◆ SUPPLIED RECORDS ◆
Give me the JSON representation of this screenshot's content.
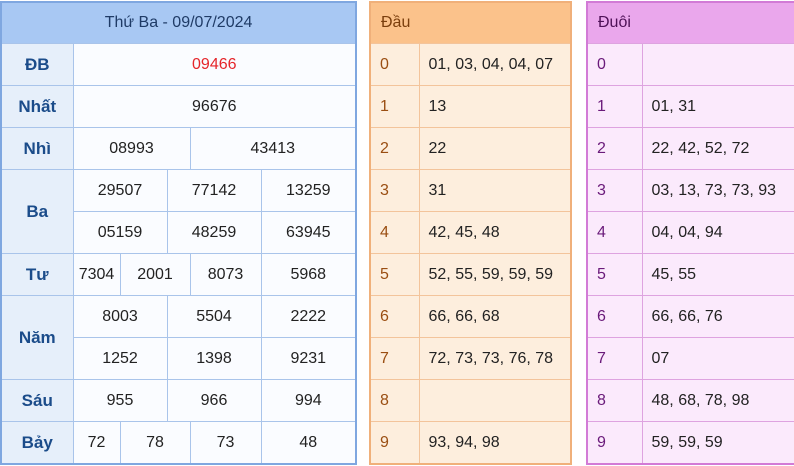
{
  "results": {
    "title": "Thứ Ba - 09/07/2024",
    "special_color": "#e5252a",
    "prizes": [
      {
        "label": "ĐB",
        "values": [
          "09466"
        ]
      },
      {
        "label": "Nhất",
        "values": [
          "96676"
        ]
      },
      {
        "label": "Nhì",
        "values": [
          "08993",
          "43413"
        ]
      },
      {
        "label": "Ba",
        "values": [
          "29507",
          "77142",
          "13259",
          "05159",
          "48259",
          "63945"
        ]
      },
      {
        "label": "Tư",
        "values": [
          "7304",
          "2001",
          "8073",
          "5968"
        ]
      },
      {
        "label": "Năm",
        "values": [
          "8003",
          "5504",
          "2222",
          "1252",
          "1398",
          "9231"
        ]
      },
      {
        "label": "Sáu",
        "values": [
          "955",
          "966",
          "994"
        ]
      },
      {
        "label": "Bảy",
        "values": [
          "72",
          "78",
          "73",
          "48"
        ]
      }
    ]
  },
  "heads": {
    "header": "Đầu",
    "rows": [
      {
        "digit": "0",
        "nums": "01, 03, 04, 04, 07"
      },
      {
        "digit": "1",
        "nums": "13"
      },
      {
        "digit": "2",
        "nums": "22"
      },
      {
        "digit": "3",
        "nums": "31"
      },
      {
        "digit": "4",
        "nums": "42, 45, 48"
      },
      {
        "digit": "5",
        "nums": "52, 55, 59, 59, 59"
      },
      {
        "digit": "6",
        "nums": "66, 66, 68"
      },
      {
        "digit": "7",
        "nums": "72, 73, 73, 76, 78"
      },
      {
        "digit": "8",
        "nums": ""
      },
      {
        "digit": "9",
        "nums": "93, 94, 98"
      }
    ]
  },
  "tails": {
    "header": "Đuôi",
    "rows": [
      {
        "digit": "0",
        "nums": ""
      },
      {
        "digit": "1",
        "nums": "01, 31"
      },
      {
        "digit": "2",
        "nums": "22, 42, 52, 72"
      },
      {
        "digit": "3",
        "nums": "03, 13, 73, 73, 93"
      },
      {
        "digit": "4",
        "nums": "04, 04, 94"
      },
      {
        "digit": "5",
        "nums": "45, 55"
      },
      {
        "digit": "6",
        "nums": "66, 66, 76"
      },
      {
        "digit": "7",
        "nums": "07"
      },
      {
        "digit": "8",
        "nums": "48, 68, 78, 98"
      },
      {
        "digit": "9",
        "nums": "59, 59, 59"
      }
    ]
  }
}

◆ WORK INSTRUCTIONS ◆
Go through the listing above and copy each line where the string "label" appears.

◆ FINISHED TASK ◆
        "label": "ĐB",
        "label": "Nhất",
        "label": "Nhì",
        "label": "Ba",
        "label": "Tư",
        "label": "Năm",
        "label": "Sáu",
        "label": "Bảy",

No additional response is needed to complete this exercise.